"Those who cannot remember the past," the philosopher George Santayana reminded us, "are condemned to repeat it." The young, particularly the young voters of 2016, have no memory of Bill Clinton, and we're all about to be treated to "a little deja vu all over again."
The many sexual misadventures of Bill, who was the Bill Cosby of his day, and the excuses and enabling behavior of Hillary Clinton on his behalf, will come not as old news but as the newest of scandals. William Faulkner observed that the past is not dead because it is not even past — and he reached that conclusion before the existence of Internet and social media, where nothing goes to die. The reprise of old news won't be flattering to Hillary Clinton and her second presidential campaign, which is not off the rails but does not look as steady on the rails as it once did.
Paula Jones, Gennifer Flowers, Juanita Broaddrick, Kathleen Willey, Sally Perdue, Linda Tripp and Monica Lewinsky, names that once dominated conversations, enlivened front pages and lit up television screens across the land, are ancient history now, names as remote as Mary Pickford, Aimee Semple McPherson and Amelia Earhart.
But everything that goes around comes around, and Kathleen Willey, a particularly embarrassing name from the Clinton family past, announced this week that she is putting up a website to remind everyone of Bill's gory days and Hillary's unsavory supporting role.
Willey tells how she, having been a volunteer in Clinton campaigns, called on the president after her husband died unexpectedly, to ask for a job. Instead of talking about job prospects, she said, he attempted to kiss and fondle her. She has set out to hear from women who have been "harassed, stalked, intimidated or persecuted by a person in (a) position of power or public trust."
But it's not Bubba from whom she seeks vengeance, retribution and further accountability. She's after Hillary for what she calls, with considerable evidence, her complicity in her husband's sexual abuses and scandals.
"She is the war on women, as far as I am concerned," the widow Willey says, "... she's made it a point to find out ... every woman ... who's crossed his path over the years. She's orchestrated a terror campaign against every one of these women, including me."
Hillary called Monica Lewinsky, the object of the president's dalliance that led to his impeachment, "a narcissistic loony toon," and dismissed Gennifer Flowers, Bill's mistress when he was governor of Arkansas, as "trailer trash." Flowers alleged in a lawsuit in the year 2000 that Hillary ran a "war room" during the Clinton presidential campaign of 1992 to "smear, defame and harm" women such as herself.

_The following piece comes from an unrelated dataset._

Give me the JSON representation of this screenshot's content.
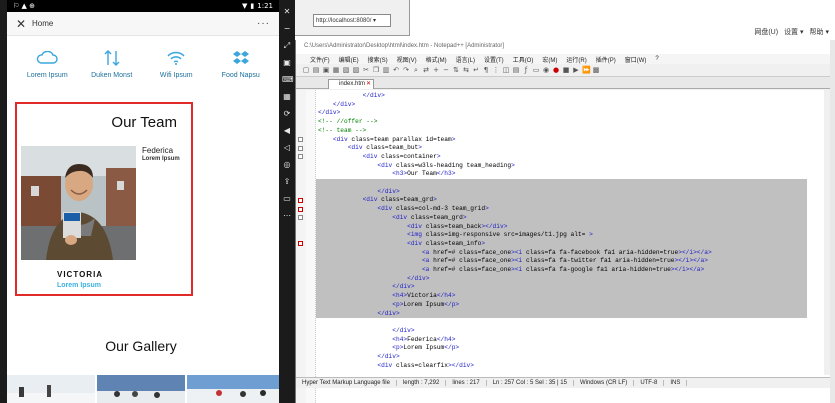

Juanita Broadrick, who credibly accused Bill of violently raping her in a Little Rock hotel room when he was the state attorney general, said that in the days after she made the accusation in a television interview, Hillary threatened her face-to-face. Not exactly solidarity in the sisterhood.
When Sen. Bob Packwood was accused of sexual harassment in unrelated incidents early in the Clinton presidency, Hillary complained to her friend Diane Blair that she was "tired of all these whiny women," according to Blair's records. Hillary needed Mr. Packwood's assistance in the health-care initiative her husband had assigned to her. The initiative failed, whiny women or not.
This would be irrelevant news but for Hillary's early determination to build her campaign around women's issues. She appeared in early events in April and May of this year to boast of her record as an advocate for women. This is what makes the old news relevant. Her double standard persists and grows stronger in the wake of the Bill Cosby disclosures that particularly infuriate young women.
"Right from the start," Camille Paglia tells Salon, "when the Bill Cosby scandal surfaced, I knew it was not going to bode well for Hillary's campaign, because young women today have a much lower threshold for tolerance of these matters. The horrible truth is that the feminist establishment in the U.S., led by Gloria Steinem, did in fact apply a double standard to Bill Clinton's behavior because he was a Democrat. The Democratic president and administration supported abortion rights, and therefore it didn't matter what his personal behavior was.
"But we're living in a different time now."
Modern young women, millennials who are intolerant of both abuse and excuses for abuse, are reflective of the age, where emotions and feelings are politicized along with everything else, and particularly sexuality.
Hillary Clinton's cruise to the Democratic nomination, planned as a fiesta in the sun, is suddenly interrupted by events, and none of them happy ones. Santayana nailed it.
Write to Suzanne Fields at [email protected] Suzanne Fields is currently working on a book that will revisit John Milton's "Paradise Lost." To find out more about Suzanne Fields and read her past columns, visit the Creators Web page at www.creators.com.